“I want so much to surprise her,” she said, speaking in a whisper, “and you have been so kind to us both that I thought it might not trouble you very much if I asked you to make the selection for me, and see to the engraving. Wilford gave me fifty dollars, all I needed, as I had fifty more of my own, and now that I have a baby, I am sure I shall never again care to go out.

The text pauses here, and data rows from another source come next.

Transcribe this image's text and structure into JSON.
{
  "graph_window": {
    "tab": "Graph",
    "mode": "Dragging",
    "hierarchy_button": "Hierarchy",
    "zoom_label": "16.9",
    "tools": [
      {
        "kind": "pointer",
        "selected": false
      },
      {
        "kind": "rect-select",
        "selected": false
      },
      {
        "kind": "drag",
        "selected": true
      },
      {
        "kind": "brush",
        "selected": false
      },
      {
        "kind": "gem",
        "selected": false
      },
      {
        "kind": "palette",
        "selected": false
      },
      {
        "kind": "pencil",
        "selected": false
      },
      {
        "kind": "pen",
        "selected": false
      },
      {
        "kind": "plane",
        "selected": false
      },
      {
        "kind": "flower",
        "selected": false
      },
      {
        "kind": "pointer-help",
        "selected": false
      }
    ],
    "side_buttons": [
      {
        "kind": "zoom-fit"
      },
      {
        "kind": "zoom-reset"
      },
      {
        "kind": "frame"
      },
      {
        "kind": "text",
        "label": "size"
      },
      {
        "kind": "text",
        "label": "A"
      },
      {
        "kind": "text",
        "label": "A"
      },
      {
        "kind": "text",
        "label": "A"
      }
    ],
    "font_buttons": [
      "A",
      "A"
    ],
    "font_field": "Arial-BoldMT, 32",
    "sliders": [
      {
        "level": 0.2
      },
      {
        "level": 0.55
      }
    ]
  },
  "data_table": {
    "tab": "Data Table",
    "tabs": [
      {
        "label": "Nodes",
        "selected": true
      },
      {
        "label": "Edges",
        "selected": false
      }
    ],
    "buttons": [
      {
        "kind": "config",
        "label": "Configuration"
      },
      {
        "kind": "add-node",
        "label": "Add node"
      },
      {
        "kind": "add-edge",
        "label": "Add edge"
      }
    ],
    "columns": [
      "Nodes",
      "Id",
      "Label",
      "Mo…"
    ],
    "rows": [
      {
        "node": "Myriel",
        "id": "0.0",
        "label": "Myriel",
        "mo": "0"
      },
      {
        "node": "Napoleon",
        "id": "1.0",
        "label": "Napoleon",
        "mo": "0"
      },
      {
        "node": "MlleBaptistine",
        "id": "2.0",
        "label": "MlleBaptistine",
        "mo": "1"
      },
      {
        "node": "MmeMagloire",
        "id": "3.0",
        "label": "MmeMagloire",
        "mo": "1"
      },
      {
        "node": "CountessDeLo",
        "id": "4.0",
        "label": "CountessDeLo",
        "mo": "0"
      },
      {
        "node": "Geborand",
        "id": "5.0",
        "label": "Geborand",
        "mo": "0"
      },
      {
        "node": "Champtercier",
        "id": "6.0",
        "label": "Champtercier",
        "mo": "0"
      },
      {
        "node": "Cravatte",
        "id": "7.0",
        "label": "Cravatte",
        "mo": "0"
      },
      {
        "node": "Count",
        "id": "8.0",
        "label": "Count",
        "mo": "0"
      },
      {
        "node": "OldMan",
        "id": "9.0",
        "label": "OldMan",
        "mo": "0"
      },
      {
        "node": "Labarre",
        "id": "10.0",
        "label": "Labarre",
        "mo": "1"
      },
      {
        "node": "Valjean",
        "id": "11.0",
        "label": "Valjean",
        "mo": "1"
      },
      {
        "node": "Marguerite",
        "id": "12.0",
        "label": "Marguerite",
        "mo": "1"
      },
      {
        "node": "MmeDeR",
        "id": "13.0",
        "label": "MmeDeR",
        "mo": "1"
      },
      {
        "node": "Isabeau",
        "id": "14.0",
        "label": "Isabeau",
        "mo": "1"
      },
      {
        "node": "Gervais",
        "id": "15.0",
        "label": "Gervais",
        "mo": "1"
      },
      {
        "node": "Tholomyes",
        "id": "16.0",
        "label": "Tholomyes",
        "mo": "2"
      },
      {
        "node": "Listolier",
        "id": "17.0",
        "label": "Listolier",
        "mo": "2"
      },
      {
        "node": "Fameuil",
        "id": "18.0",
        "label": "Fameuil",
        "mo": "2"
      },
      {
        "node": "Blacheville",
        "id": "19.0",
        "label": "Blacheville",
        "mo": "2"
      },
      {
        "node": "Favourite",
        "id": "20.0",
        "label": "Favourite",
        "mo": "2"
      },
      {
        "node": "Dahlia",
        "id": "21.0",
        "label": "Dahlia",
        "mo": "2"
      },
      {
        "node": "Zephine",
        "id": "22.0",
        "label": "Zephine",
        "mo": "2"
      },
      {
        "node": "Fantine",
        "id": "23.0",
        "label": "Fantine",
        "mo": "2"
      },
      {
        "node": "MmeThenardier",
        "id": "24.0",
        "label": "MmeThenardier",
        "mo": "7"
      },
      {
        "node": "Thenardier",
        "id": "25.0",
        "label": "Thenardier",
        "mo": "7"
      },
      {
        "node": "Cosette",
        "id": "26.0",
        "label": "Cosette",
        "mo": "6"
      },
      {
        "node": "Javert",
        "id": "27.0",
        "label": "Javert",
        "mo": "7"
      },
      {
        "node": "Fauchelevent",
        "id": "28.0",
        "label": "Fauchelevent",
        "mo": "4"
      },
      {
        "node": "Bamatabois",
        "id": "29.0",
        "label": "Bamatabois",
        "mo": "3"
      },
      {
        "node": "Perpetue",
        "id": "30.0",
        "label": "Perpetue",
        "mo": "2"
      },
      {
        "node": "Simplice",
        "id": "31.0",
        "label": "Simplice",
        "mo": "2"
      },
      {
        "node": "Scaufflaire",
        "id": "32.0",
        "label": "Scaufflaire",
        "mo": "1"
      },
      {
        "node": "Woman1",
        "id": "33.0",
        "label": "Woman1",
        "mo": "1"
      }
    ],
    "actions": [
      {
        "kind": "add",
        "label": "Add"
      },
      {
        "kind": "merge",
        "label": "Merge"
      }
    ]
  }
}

My darling baby, how small the whole world seems to me now when compared with her,” and the little mother glanced lovingly at the crib where slept the baby, worth more than all the world.
“Yes,” Mrs. Banker said, thoughtfully, as she rolled up the bills, “you wish me to get as heavy bracelets as I can find—for the hundred dollars.”
“Yes,” Katy replied, “I think that will please her, don’t you?”
Mrs. Banker knew Katy’s fondness for jewelry, and knowing, too, that her girlhood was spent in comparative poverty, she could readily understand how she would gratify her taste when circumstances were favorable; but Helen was different, and she felt certain that the hundred dollars could be spent to better advantage and in a manner more satisfactory to her. Still she hardly liked to interfere until Katy, observing her hesitancy, asked again if she did not think Helen would be pleased.
“Yes, pleased with anything you choose to give her, but—excuse me, dear Mrs. Cameron, if I speak as openly as if I were the mother of you both. Bracelets are suitable for you who can have everything else, but is there not something your sister needs more, something which will do more good? Now, allowing me to suggest, I should say, buy her some furs, and let the bracelets go. In Silverton her furs were well enough, but here, as the sister of Mrs. Wilford Cameron, she is deserving of better.”
It was the first time that Katy had thought that in New York her sister might need more than at home. Seeing her only in the dim sickroom, the contrast between Helen and her and her husband’s sisters had not struck her, or if it had, she gave the preference to Helen in her dark merino and linen collar, rather than to Juno in her silks and velvet; but she understood Mrs. Banker at once, her cheeks reddening as there flashed upon her the reason why Wilford had never yet been in the street with Helen, notwithstanding that she had more than once requested it.
“You are right,” she said. “It was thoughtless in me not to think of this myself. Helen shall have the furs, and whatever else is necessary. I am so glad you reminded me of it. You are kind as my own mother,” and Katy kissed her friend fondly as she bade her good-by, charging her a dozen times not to let Helen know the surprise in store for her.